Data about app and page elements
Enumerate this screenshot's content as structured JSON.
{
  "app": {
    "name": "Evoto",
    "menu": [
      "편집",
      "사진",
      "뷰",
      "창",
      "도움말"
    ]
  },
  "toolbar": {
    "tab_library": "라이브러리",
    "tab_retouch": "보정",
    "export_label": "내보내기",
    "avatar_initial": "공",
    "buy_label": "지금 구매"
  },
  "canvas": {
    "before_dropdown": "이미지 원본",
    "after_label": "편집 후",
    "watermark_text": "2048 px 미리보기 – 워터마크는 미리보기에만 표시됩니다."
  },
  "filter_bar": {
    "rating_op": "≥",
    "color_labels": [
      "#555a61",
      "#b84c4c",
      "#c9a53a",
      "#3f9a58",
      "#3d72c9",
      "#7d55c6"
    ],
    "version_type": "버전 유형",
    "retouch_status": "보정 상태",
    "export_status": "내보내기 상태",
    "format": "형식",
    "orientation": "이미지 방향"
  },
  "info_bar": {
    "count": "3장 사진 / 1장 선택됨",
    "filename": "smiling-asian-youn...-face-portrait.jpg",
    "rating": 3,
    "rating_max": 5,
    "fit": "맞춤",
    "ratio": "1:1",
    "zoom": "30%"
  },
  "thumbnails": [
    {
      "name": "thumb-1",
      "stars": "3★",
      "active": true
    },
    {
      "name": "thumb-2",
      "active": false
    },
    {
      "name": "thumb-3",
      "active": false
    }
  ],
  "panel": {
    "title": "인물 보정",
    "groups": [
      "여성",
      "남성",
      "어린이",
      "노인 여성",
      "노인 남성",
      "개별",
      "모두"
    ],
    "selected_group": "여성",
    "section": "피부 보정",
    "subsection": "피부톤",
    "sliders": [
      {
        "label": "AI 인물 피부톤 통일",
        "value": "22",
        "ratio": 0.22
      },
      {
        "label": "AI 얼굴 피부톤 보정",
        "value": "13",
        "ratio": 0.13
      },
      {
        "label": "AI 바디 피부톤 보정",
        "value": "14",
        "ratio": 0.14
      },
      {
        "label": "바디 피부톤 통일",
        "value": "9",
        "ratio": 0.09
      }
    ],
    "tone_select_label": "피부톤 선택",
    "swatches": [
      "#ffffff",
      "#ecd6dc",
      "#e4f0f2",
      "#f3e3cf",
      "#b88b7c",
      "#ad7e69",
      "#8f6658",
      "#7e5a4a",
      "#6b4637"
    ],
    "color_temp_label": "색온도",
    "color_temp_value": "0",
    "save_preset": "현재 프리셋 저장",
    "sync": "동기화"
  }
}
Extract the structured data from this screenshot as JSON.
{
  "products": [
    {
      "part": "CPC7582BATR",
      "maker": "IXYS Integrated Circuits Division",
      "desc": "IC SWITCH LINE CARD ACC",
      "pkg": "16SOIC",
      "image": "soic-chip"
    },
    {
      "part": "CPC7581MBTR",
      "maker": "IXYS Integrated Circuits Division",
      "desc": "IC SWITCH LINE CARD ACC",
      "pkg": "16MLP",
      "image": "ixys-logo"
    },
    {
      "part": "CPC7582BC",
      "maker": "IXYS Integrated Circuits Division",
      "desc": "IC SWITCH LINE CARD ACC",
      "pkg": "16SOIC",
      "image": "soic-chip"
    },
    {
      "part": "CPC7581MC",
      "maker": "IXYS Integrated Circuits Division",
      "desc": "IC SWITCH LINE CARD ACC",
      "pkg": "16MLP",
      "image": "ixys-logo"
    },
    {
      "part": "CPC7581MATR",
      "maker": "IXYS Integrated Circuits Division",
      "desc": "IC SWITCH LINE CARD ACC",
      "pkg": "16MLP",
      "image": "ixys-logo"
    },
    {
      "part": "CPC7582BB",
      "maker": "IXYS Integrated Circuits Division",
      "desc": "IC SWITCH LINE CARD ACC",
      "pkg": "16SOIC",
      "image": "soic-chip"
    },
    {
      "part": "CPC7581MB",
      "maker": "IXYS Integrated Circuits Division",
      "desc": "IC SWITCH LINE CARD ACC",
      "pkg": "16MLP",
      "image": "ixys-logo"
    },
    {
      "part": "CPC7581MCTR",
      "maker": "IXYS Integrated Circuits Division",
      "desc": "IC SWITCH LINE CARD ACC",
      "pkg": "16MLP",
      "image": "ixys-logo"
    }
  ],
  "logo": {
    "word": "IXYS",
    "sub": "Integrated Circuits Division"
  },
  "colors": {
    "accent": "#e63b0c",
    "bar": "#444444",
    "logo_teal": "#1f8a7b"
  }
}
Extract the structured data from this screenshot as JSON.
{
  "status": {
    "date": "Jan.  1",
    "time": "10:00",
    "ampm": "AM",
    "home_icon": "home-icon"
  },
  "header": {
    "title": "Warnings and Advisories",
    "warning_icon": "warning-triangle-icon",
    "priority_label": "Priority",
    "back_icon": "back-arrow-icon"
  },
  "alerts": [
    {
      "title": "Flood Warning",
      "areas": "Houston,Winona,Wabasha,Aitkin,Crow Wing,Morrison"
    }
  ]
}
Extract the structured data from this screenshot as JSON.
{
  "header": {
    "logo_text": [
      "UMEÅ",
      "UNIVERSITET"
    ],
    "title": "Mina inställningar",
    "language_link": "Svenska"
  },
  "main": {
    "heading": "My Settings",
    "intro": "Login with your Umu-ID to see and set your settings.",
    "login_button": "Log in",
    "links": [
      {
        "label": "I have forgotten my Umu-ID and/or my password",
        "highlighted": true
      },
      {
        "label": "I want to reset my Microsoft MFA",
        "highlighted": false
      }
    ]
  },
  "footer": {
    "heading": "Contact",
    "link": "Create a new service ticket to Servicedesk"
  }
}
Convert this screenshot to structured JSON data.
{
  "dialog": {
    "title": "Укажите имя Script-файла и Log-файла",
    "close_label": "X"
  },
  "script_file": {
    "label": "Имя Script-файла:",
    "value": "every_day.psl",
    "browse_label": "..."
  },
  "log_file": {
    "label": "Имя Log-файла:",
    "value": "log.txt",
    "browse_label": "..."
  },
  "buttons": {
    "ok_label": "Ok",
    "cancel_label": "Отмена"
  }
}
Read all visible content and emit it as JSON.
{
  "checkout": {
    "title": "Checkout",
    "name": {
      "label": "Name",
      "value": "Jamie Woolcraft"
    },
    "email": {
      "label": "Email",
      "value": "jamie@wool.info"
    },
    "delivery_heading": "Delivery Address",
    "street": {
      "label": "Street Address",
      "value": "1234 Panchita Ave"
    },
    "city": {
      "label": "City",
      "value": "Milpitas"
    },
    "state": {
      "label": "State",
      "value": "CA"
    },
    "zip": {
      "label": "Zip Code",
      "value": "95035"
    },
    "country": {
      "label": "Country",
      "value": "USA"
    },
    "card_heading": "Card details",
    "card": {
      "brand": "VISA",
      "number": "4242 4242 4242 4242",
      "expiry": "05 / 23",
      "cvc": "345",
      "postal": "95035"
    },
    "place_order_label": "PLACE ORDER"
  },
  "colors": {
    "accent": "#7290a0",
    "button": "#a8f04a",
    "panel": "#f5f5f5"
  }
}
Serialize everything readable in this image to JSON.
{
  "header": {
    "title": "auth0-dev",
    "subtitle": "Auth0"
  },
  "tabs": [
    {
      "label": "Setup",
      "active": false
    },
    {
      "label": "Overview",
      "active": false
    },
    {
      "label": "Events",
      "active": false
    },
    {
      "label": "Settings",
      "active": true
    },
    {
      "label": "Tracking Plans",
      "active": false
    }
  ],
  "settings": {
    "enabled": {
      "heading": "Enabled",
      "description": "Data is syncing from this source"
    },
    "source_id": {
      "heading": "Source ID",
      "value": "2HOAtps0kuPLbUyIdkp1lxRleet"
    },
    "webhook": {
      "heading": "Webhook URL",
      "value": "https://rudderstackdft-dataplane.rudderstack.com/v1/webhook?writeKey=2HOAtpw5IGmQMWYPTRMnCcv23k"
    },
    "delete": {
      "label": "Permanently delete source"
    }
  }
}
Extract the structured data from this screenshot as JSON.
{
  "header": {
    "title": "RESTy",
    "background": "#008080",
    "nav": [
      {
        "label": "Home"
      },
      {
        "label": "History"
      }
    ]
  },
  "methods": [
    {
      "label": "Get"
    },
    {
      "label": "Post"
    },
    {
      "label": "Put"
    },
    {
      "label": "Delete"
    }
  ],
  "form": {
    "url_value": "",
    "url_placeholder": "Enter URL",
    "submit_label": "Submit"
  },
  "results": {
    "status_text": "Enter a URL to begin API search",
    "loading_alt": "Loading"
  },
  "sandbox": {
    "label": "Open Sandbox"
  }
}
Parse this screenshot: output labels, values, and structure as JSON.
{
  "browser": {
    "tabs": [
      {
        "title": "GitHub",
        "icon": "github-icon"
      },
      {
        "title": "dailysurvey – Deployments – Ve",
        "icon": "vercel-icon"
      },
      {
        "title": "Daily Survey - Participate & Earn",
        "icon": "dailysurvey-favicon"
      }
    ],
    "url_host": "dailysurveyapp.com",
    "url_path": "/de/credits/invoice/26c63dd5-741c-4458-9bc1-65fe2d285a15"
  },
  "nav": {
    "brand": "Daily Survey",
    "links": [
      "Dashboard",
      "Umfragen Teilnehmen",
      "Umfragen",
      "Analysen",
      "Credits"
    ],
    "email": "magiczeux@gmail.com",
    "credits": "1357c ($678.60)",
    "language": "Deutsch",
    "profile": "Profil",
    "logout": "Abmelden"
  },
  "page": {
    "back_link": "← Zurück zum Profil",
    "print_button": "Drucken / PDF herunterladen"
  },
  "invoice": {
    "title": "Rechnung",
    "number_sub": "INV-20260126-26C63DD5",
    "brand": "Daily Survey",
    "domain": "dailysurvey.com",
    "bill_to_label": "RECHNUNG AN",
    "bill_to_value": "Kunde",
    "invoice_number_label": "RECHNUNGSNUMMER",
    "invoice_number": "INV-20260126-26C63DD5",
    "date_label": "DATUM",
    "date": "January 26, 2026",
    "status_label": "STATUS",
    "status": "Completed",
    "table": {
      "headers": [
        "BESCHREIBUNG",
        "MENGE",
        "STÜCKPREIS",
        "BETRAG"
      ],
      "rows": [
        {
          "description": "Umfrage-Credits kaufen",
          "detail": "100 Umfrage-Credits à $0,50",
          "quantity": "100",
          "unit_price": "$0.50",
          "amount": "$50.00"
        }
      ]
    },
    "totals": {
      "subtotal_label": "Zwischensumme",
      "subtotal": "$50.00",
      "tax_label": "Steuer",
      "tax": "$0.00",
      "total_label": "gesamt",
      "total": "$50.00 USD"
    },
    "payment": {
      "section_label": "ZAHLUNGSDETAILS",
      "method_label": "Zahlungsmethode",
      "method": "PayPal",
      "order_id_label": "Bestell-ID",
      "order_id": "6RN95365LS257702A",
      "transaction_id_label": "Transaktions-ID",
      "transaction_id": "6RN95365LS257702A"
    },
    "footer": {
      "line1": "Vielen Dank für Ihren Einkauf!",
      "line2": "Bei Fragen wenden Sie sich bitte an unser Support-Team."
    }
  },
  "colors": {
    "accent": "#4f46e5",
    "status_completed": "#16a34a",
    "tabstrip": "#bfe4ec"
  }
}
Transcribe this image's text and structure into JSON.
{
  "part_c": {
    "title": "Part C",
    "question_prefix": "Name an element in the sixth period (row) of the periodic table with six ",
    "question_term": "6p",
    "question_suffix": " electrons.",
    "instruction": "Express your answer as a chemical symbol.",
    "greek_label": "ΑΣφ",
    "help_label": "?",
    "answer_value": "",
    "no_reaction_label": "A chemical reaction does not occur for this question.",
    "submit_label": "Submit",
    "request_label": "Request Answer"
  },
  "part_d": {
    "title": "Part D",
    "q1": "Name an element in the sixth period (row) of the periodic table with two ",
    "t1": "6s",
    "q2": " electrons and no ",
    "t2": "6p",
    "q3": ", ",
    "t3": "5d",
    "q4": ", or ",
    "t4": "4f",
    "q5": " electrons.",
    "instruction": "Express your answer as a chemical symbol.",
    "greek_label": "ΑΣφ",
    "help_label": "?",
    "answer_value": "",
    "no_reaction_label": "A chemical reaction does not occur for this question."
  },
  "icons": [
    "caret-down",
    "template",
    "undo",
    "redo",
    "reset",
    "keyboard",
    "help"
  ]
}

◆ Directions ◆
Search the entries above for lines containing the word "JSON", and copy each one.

◆ Task response ◆
Enumerate this screenshot's content as structured JSON.
Extract the structured data from this screenshot as JSON.
Extract the structured data from this screenshot as JSON.
Extract the structured data from this screenshot as JSON.
Convert this screenshot to structured JSON data.
Read all visible content and emit it as JSON.
Serialize everything readable in this image to JSON.
Extract the structured data from this screenshot as JSON.
Parse this screenshot: output labels, values, and structure as JSON.
Transcribe this image's text and structure into JSON.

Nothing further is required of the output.